• DATA TO PROCESS:
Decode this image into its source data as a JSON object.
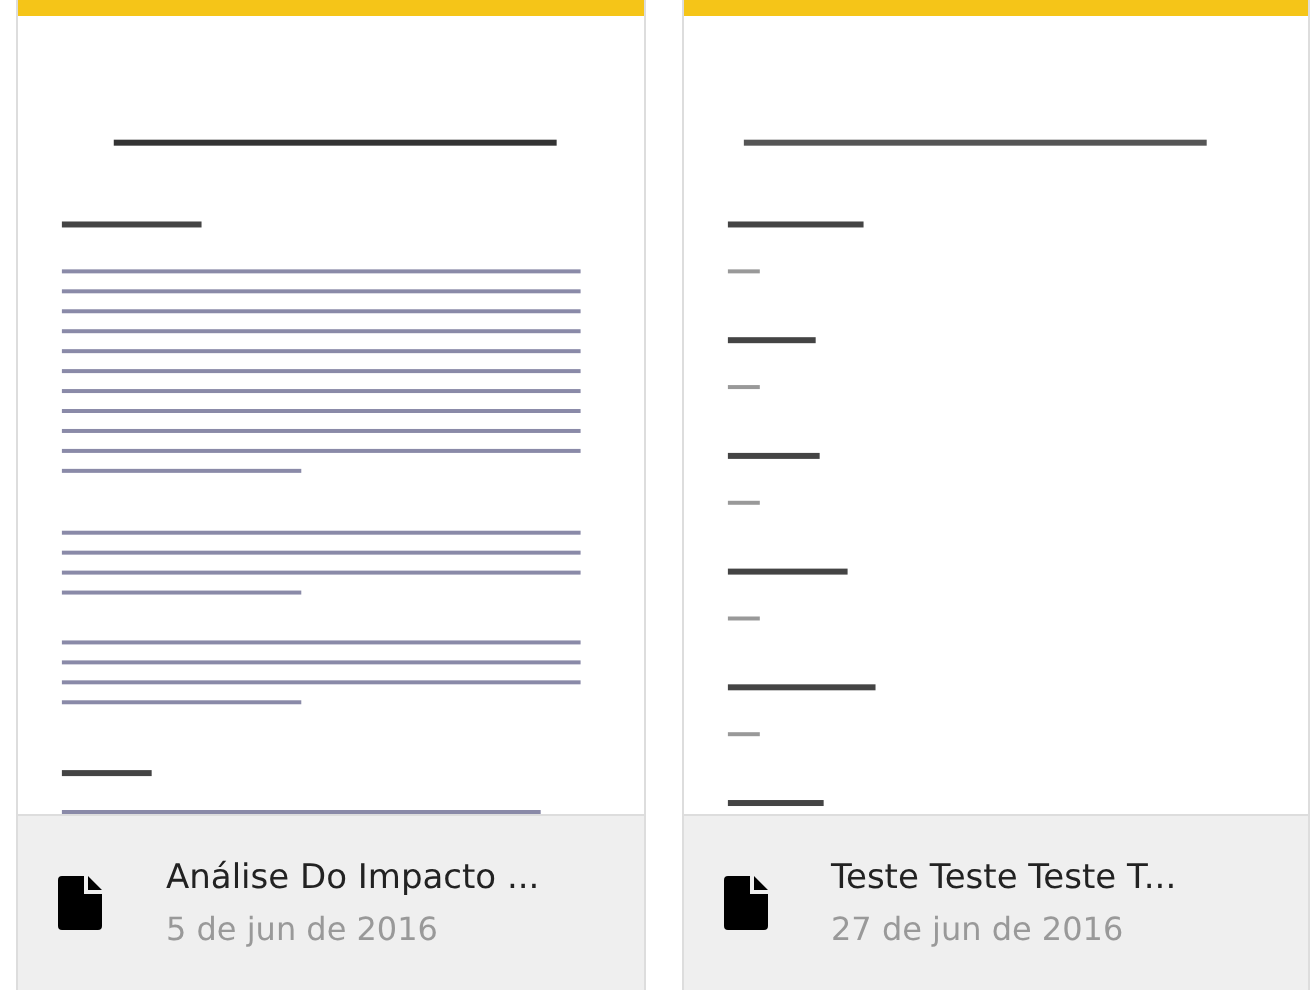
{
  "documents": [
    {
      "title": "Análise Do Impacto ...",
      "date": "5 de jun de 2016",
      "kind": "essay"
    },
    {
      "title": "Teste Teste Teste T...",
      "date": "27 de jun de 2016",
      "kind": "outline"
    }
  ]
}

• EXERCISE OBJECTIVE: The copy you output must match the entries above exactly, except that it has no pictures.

• EXERCISE OUTPUT:
Decode this image into its source data as a JSON object.
{
  "documents": [
    {
      "title": "Análise Do Impacto ...",
      "date": "5 de jun de 2016",
      "kind": "essay"
    },
    {
      "title": "Teste Teste Teste T...",
      "date": "27 de jun de 2016",
      "kind": "outline"
    }
  ]
}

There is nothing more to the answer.